> _ASSIGNED TASK_
Whenever the string "name" turns up in a line of the data below, copy that line.

App and web page records:
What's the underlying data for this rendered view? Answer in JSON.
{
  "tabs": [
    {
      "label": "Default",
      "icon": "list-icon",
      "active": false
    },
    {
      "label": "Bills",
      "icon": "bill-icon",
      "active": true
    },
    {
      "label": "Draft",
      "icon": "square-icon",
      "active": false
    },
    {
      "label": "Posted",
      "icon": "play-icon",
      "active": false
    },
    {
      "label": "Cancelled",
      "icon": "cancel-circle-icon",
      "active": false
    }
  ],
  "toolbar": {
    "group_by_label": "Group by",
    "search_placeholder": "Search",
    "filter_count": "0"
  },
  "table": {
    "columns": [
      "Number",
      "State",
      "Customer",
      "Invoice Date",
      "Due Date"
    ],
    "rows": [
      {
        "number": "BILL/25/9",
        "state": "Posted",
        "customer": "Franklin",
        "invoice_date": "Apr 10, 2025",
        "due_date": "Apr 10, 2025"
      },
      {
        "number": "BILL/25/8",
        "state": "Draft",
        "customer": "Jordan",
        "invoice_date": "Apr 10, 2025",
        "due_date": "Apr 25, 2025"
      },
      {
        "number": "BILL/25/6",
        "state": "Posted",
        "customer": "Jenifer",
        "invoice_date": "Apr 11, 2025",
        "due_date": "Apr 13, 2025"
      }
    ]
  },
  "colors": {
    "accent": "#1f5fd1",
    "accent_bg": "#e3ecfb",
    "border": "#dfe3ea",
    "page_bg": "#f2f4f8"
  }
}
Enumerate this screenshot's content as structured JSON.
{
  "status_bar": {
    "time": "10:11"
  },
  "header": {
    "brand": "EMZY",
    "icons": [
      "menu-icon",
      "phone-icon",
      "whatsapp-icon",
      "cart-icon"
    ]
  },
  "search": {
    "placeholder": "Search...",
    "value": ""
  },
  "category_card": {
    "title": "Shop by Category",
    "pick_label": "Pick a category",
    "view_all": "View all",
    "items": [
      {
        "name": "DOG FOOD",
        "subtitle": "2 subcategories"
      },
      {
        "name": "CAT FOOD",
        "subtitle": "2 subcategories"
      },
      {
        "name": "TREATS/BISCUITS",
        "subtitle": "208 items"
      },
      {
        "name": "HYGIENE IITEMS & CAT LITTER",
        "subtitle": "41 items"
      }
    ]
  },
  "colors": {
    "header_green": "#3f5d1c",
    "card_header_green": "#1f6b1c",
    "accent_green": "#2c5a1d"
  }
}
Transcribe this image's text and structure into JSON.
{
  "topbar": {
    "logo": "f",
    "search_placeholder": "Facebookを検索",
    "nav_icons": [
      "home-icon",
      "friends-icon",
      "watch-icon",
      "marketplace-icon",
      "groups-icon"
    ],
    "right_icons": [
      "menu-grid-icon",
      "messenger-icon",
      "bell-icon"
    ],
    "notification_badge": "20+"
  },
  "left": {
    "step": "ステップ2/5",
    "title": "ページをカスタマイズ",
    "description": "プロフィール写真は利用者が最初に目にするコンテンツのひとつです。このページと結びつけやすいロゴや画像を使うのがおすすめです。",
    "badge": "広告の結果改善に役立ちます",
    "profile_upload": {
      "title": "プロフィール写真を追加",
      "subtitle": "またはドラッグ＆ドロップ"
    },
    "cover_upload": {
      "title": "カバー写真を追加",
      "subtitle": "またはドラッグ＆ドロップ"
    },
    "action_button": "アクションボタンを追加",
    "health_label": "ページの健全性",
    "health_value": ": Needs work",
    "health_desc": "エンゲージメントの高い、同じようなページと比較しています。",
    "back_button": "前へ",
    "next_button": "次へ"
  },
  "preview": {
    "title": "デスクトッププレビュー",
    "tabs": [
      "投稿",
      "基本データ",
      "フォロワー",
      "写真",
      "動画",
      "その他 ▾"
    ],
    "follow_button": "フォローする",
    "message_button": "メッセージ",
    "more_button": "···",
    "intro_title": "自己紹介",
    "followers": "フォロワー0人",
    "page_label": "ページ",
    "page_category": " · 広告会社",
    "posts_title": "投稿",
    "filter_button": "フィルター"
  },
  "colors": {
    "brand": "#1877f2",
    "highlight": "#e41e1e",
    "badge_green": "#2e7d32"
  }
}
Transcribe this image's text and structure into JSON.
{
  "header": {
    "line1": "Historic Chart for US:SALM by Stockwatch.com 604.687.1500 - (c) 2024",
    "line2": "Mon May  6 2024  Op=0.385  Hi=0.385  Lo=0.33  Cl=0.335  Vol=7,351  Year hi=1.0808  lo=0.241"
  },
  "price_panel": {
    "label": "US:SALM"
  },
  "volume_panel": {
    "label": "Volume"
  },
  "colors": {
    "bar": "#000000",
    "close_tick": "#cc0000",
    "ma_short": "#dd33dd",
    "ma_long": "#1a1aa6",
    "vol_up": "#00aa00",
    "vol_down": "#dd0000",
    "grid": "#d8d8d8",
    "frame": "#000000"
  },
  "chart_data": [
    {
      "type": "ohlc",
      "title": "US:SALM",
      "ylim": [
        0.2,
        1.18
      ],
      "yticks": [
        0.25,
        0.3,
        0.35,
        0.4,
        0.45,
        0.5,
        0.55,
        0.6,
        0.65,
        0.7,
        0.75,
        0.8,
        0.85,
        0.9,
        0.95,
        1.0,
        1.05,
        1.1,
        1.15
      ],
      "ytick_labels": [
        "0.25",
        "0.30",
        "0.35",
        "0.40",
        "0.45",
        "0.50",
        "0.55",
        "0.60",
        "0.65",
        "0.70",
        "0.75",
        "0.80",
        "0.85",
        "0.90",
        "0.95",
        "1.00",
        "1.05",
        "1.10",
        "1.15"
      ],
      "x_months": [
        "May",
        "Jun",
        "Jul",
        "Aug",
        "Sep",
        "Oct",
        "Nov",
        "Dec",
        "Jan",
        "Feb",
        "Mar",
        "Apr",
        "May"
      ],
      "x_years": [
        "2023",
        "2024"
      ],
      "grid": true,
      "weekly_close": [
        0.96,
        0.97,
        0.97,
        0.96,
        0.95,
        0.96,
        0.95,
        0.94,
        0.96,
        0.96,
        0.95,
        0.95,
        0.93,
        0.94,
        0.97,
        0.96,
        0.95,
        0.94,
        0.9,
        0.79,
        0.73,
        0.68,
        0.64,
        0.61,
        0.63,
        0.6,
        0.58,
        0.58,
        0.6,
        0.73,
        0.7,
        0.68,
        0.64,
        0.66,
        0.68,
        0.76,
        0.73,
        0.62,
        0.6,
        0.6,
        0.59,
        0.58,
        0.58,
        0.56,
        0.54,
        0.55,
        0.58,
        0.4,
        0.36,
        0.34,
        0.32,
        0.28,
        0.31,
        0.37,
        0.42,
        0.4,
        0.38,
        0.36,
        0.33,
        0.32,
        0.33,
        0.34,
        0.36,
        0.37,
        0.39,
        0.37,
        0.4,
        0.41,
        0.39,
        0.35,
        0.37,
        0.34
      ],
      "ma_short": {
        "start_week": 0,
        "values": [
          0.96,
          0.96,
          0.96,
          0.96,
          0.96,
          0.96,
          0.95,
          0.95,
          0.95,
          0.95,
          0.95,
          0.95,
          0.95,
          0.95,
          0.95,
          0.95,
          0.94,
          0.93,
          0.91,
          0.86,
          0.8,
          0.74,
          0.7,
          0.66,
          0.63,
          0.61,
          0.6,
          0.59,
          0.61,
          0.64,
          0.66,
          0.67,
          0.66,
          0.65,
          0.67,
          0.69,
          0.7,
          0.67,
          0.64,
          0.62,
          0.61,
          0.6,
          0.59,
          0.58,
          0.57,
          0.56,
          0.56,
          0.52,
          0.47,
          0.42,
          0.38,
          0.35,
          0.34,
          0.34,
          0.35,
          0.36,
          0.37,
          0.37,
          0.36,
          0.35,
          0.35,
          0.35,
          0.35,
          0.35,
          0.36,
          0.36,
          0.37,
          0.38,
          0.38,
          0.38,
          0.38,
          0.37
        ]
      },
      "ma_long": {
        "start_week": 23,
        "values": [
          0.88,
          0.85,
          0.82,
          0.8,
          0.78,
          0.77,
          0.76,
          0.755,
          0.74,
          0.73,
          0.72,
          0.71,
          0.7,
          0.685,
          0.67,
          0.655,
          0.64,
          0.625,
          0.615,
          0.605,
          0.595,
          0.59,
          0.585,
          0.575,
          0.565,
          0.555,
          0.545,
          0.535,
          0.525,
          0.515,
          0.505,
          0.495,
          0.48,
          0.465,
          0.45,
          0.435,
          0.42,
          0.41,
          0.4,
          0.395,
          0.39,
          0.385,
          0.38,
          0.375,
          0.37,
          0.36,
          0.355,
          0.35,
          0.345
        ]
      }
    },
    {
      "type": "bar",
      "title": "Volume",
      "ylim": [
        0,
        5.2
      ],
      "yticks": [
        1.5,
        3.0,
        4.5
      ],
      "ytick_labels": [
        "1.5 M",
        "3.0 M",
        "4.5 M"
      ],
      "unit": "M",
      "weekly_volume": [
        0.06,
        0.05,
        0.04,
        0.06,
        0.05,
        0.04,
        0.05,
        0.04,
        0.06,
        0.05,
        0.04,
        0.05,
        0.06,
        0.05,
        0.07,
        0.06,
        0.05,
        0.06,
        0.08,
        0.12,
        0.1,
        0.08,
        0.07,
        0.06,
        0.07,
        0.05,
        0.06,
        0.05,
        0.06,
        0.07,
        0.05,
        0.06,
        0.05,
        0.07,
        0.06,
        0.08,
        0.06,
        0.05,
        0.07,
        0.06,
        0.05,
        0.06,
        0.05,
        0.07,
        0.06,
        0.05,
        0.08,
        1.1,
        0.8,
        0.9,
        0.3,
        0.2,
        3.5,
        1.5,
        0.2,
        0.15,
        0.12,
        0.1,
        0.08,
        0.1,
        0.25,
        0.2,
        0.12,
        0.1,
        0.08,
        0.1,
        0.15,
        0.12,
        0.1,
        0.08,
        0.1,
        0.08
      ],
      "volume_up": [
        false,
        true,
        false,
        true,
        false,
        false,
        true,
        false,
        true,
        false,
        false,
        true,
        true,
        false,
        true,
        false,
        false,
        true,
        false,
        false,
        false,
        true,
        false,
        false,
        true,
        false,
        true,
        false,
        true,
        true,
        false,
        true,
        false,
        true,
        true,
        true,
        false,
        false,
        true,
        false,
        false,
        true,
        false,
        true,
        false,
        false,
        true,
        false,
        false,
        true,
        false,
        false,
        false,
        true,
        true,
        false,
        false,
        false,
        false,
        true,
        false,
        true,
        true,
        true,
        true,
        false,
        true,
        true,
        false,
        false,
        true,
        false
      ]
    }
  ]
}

> _OUTPUT FOR THIS EXERCISE_
        "name": "DOG FOOD",
        "name": "CAT FOOD",
        "name": "TREATS/BISCUITS",
        "name": "HYGIENE IITEMS & CAT LITTER",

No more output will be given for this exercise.